Where is the color table?

After a long break I am once again making consistent progress on rewriting Reckless Drivin’.

This week I was porting the code for particle emitters and particle effects to Zig. One of the variables the code references is g16BitClut, which is initialized with data from the resource fork.


# Resource forks

I’ve written in detail about resource forks before. In short, a resource fork is an additional storage area in a file on Apple file systems. Resource forks were used in Classic Mac OS, but for backwards compatibility, macOS continues to support resource forks.

Here is a shell session that shows how to copy data to the resource fork of a file on macOS:

$ # the flag -@ is used to display extended attributes on macOS
$ ls -l@
total 8
-rw-r--r--  1 nathan  wheel     0B Jan 23 19:25 a
-rw-r--r--  1 nathan  wheel    10B Jan 23 19:25 b

$ cat b
some data

$ # copy the data in b to the resource fork of a
$ cp b a/..namedfork/rsrc

$ # now the resource fork shows as 10B in the ls output
$ ls -l@
total 16
-rw-r--r--@ 1 nathan  wheel     0B Jan 23 19:26 a
	com.apple.ResourceFork	  10B
-rw-r--r--  1 nathan  wheel    10B Jan 23 19:25 b

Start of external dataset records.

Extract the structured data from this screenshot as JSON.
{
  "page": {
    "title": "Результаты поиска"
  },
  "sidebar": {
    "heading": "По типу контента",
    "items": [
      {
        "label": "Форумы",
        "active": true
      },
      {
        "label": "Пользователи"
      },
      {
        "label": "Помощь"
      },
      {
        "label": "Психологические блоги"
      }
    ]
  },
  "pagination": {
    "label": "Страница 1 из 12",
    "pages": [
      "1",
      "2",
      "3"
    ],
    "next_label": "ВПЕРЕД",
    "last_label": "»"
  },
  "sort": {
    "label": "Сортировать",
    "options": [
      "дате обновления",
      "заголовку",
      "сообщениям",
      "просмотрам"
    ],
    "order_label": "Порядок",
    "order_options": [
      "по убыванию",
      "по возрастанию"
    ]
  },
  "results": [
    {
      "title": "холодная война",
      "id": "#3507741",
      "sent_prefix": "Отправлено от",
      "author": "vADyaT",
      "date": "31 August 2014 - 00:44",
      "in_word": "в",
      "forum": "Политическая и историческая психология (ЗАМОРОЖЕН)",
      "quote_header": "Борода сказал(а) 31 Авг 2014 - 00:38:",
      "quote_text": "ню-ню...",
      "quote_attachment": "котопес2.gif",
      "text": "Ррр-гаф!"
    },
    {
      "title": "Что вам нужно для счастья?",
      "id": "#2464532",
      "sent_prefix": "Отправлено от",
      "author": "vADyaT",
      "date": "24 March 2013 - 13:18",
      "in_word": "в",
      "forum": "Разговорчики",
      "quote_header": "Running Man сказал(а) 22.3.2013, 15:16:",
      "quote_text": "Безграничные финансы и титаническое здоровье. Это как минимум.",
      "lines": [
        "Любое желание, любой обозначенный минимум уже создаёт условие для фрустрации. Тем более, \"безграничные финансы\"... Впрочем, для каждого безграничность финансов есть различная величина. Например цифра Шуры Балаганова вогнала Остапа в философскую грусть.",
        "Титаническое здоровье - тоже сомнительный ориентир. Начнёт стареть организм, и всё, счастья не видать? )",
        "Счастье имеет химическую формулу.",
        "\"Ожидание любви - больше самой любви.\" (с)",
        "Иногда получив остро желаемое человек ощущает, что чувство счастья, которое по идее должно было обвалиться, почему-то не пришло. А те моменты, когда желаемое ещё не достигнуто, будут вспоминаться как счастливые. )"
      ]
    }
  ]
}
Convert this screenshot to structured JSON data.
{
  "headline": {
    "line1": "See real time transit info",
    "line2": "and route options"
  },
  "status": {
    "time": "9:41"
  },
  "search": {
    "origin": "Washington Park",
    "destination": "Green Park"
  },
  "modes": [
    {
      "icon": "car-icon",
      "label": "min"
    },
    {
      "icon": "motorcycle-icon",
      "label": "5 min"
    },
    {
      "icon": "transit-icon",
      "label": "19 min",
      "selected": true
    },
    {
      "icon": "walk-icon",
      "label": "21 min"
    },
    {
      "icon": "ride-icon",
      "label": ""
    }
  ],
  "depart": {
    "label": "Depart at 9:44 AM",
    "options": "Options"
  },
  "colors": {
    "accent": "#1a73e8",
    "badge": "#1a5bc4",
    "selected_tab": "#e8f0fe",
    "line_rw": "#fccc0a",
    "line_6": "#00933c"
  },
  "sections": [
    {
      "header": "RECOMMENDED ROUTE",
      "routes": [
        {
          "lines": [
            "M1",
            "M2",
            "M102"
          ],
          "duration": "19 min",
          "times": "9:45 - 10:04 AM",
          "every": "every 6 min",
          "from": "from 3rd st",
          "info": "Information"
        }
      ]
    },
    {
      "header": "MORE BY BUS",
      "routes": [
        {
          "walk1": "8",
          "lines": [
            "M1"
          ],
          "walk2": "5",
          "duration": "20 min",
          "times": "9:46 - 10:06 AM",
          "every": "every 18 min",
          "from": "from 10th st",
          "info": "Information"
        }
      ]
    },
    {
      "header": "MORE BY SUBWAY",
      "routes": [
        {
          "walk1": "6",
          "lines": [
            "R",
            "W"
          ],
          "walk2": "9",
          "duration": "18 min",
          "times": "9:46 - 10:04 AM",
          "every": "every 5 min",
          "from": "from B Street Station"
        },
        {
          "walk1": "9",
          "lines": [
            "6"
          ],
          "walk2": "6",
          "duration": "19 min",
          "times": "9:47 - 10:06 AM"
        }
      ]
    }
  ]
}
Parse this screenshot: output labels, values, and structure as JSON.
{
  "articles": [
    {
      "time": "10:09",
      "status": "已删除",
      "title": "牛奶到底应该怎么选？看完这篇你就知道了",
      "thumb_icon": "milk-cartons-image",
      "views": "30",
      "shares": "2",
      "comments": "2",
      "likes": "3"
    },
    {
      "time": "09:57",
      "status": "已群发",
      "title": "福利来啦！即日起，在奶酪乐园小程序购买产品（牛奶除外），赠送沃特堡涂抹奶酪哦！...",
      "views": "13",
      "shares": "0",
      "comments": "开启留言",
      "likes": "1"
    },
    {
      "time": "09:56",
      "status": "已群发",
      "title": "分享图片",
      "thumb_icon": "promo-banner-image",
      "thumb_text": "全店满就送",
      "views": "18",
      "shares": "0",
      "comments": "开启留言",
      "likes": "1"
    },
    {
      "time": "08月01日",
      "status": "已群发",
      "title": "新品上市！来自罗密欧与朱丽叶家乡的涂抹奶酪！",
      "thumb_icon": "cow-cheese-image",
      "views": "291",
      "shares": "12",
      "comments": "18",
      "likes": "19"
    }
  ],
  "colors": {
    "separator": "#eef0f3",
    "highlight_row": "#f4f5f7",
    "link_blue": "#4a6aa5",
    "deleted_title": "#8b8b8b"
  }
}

Note that resource forks aren’t typically used for storing arbitrary data. The resource fork is more like a key-value storage database used by an application. There is some nice documentation for the resource fork format on Kaitai’s website.

# Missing resource data

Back to g16BitClut.

Based on how this variable was used in the code, I figured it was related to color data, but I wasn’t sure how.

I searched the internet and the Inside Macintosh reference manuals and found some useful information. A “Clut” is a color lookup table used in several parts of the system including QuickDraw. It maps integer values to colors, and from what I can tell was used to save memory when storing color information.

The resource identifier that the code uses is Cl16. I couldn’t find anything on this online, so I assume this is not a standard system color lookup table, and instead a custom table that Jonas made. My best guess is the Cl is for “Clut” or “Color lookup” and 16 indicates it stores colors in 16 bits.

The game data I was using in Reckless Drivin’ was from Jonas Echterhoff’s commit in 2019 in the file Data. In the readme of the repo he says

The resource forks of the rsrc files have been moved to the data fork

Meaning the Data file is the contents of the resource fork from the Reckless Drivin’ binary.

The issue is, I had already extracted all of the resources from that data file, and Cl16 was not included.

# Finding the data

I spent a while searching and trying to figure out why my resource fork data didn’t include the Cl16 resource. After many fruitless searches, I determined my only remaining option was to load the game in a Mac OS 9.0 virtual machine and use a debugger to inspect the memory at runtime. Halfway through setting up the vm, I realized I had missed a very simple possible explanation for the missing data.

The Reckless Drivin’ website hosts two versions of the game:

  • v1.4.4 which uses the native Mac OS QuickDraw library for rendering, and
  • v1.5.4 which was updated to work with OpenGL.

The Reckless Drivin’ source code that Jonas shared on GitHub does not include any OpenGL calls. I realized that it was possible that the source code and resource data were from different versions of the game!

So I downloaded the RecklessDrivin144.sit.bin file from the website. The .sit.bin is a Stuffit file, a proprietary compression format used on Macs in the 90s.

I installed The Unarchiver which supports Stuffit archives, and successfully extracted the Reckless Drivin’.app bundle. Then I opened my terminal and inspected the resource fork using DeRez, a tool to decompile resource fork data.

$ cd Reckless\ Drivin\'.app/Contents/MacOS/

$ DeRez Reckless\ Drivin\' | grep Cl16
data 'Cl16' (8, "16-bit color lookup table") {


So I extracted the resource fork and I am now using it in my port of the game.

$ cp Reckless\ Drivin\'/..namedfork/rsrc Data

I still don’t know for certain why the resource data Jonas uploaded to GitHub didn’t include all of the data. But this was a great way to learn a little more about resource forks!